Renouncing Citizenship

Renunciation is a voluntary act of relinquishing one's citizenship or nationality. It is the opposite of naturalization, when a person voluntarily acquires a citizenship, and related to denaturalization (where the loss of citizenship is not voluntary, but forced by a state).

Section 349 of the Immigration and Nationality Act (INA) – located in 8 U.S.C. 1481 – deals with the loss of US citizenship through voluntary personal action. Short of committing treason, taking a foreign government post requiring an oath, or pursuing other activities which would cause the Department of State to revoke your citizenship, the way to renounce US citizenship is to make a formal declaration.

You will not be able to make this declaration in the United States - you must go to a U.S. consulate in another country (it should be the country in which you reside legally and where you plan to reside later).  You must take an oath of renunciation and hand over your passport.  Despite these actions, your renunciation may be denied if the State Department believes you will return to the United States, even for a short visit.

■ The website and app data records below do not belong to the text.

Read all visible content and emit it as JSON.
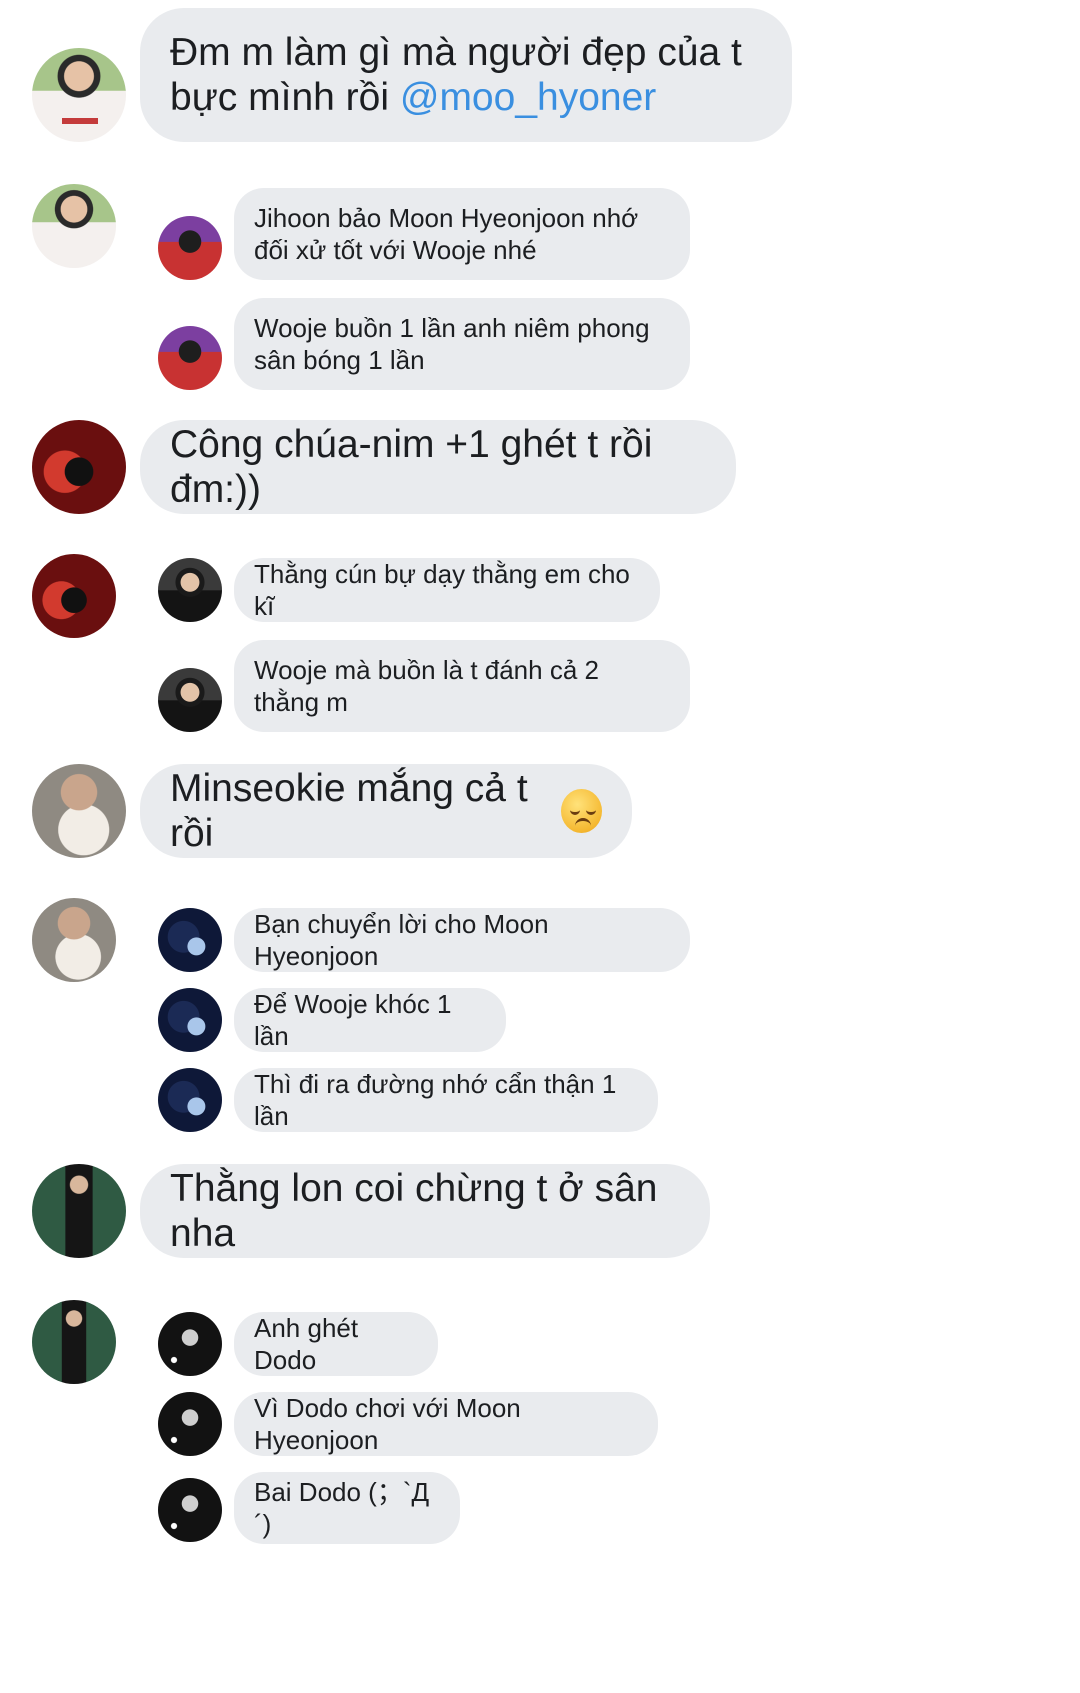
{
  "messages": [
    {
      "big": {
        "text": "Đm m làm gì mà người đẹp của t bực mình rồi",
        "mention": "@moo_hyoner"
      },
      "replies": [
        {
          "text": "Jihoon bảo Moon Hyeonjoon nhớ đối xử tốt với Wooje nhé"
        },
        {
          "text": "Wooje buồn 1 lần anh niêm phong sân bóng 1 lần"
        }
      ]
    },
    {
      "big": {
        "text": "Công chúa-nim +1 ghét t rồi đm:))"
      },
      "replies": [
        {
          "text": "Thằng cún bự dạy thằng em cho kĩ"
        },
        {
          "text": "Wooje mà buồn là t đánh cả 2 thằng m"
        }
      ]
    },
    {
      "big": {
        "text": "Minseokie mắng cả t rồi",
        "emoji": "disappointed-face-icon"
      },
      "replies": [
        {
          "text": "Bạn chuyển lời cho Moon Hyeonjoon"
        },
        {
          "text": "Để Wooje khóc 1 lần"
        },
        {
          "text": "Thì đi ra đường nhớ cẩn thận 1 lần"
        }
      ]
    },
    {
      "big": {
        "text": "Thằng lon coi chừng t ở sân nha"
      },
      "replies": [
        {
          "text": "Anh ghét Dodo"
        },
        {
          "text": "Vì Dodo chơi với Moon Hyeonjoon"
        },
        {
          "text": "Bai Dodo (；`Д´)"
        }
      ]
    }
  ],
  "colors": {
    "bubble": "#e9ebee",
    "mention": "#3a8fe0",
    "text": "#1c1e21"
  }
}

If your renunciation is accepted, your name will be placed in the Federal Registry as a legal notice to anyone, including the Internal Revenue Service (IRS), who might attempt to locate you. it is recommended that you obtain full and permanent residence in another country before renouncing your U.S. citizenship.  You should also not that renouncing your citizenship is almost entirely irrevocable and almost impossible to get back. You will also continue to be respinsible for any taxes you owe for upto 10 years, as well as prosecution for any crimes, any debt you have acquired.

You lose the right to reside in the country, you lose the right to obtain federal financial aid if you ever return on a student visa, you will no longer be protected by the Fair Debt Collection Practices Act, and you will also lose the protection of the U.S. Embassy if you run into problems abroad.